Data to use:
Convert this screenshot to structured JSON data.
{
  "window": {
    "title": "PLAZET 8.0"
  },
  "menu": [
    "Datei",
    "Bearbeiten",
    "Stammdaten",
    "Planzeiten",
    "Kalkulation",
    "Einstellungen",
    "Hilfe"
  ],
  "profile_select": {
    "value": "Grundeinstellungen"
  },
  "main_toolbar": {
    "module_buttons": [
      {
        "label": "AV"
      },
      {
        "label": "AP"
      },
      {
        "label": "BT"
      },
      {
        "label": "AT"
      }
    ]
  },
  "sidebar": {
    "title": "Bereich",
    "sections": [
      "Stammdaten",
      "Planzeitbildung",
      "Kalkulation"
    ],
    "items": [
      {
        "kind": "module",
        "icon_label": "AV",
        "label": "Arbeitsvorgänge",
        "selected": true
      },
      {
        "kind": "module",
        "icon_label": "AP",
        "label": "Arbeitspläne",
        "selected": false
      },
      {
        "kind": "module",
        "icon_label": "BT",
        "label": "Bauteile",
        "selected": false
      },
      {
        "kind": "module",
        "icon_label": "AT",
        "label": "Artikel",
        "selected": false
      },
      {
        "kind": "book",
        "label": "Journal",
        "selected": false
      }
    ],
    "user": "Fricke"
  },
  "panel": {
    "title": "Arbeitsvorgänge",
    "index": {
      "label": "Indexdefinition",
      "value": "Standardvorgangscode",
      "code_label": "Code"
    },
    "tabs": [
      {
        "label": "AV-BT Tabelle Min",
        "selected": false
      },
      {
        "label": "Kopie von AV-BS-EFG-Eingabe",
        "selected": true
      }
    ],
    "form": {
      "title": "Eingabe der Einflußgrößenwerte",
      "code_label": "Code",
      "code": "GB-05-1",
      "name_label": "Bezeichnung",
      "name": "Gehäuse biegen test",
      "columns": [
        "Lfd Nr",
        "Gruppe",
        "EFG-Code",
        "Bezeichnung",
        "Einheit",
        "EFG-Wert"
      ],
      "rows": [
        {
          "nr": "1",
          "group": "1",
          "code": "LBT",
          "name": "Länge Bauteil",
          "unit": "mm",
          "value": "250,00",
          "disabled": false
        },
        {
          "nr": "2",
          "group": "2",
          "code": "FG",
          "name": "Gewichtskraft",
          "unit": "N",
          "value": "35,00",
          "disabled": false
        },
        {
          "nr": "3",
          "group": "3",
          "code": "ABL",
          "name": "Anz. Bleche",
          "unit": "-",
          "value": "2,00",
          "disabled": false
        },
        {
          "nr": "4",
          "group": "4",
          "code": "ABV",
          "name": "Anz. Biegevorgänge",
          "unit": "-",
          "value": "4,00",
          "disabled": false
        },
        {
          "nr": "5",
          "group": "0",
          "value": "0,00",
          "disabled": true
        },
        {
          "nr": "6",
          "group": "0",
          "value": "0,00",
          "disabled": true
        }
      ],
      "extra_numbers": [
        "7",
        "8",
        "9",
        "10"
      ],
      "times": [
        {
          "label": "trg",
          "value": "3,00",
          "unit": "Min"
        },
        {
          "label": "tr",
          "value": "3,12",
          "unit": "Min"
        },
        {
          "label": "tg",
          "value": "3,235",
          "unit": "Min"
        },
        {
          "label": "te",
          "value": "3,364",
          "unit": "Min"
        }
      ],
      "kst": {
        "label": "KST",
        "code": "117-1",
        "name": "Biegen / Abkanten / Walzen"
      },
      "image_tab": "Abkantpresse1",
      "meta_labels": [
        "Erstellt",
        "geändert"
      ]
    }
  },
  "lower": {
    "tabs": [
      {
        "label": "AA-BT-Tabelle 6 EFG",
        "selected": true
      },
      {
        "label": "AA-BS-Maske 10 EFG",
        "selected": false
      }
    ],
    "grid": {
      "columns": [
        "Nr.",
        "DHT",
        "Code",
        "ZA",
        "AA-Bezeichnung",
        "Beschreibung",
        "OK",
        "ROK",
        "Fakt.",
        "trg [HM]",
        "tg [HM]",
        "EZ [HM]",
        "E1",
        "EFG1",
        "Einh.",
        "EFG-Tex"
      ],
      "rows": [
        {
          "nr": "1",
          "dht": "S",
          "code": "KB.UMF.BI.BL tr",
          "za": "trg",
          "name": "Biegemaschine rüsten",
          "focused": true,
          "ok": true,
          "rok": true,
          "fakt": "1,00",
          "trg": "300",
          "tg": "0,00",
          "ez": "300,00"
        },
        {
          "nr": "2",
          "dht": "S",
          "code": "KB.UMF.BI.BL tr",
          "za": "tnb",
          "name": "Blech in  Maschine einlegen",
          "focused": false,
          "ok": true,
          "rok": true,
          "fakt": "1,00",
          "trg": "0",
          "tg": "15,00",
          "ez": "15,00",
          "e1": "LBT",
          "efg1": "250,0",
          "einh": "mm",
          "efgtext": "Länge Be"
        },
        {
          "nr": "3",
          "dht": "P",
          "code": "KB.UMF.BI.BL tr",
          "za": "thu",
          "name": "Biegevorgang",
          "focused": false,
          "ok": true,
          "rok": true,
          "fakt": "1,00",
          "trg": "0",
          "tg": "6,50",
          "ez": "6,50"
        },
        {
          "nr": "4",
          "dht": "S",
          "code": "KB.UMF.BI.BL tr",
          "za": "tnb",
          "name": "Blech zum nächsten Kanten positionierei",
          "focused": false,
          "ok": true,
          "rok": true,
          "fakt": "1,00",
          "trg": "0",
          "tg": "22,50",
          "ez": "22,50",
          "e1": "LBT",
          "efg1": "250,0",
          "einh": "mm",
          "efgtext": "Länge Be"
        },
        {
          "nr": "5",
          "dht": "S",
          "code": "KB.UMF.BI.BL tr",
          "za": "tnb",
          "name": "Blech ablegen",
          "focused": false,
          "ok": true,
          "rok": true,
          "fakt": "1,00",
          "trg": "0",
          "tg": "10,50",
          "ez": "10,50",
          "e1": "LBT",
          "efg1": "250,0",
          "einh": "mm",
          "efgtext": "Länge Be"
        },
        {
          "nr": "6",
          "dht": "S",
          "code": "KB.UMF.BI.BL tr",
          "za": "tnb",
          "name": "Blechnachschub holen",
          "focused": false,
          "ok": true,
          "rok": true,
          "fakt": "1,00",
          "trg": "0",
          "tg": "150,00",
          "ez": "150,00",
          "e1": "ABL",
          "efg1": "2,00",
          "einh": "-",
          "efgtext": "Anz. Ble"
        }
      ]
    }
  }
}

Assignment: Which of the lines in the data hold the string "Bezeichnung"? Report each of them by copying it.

Problem solution:
      "name_label": "Bezeichnung",
        "Bezeichnung",
        "AA-Bezeichnung",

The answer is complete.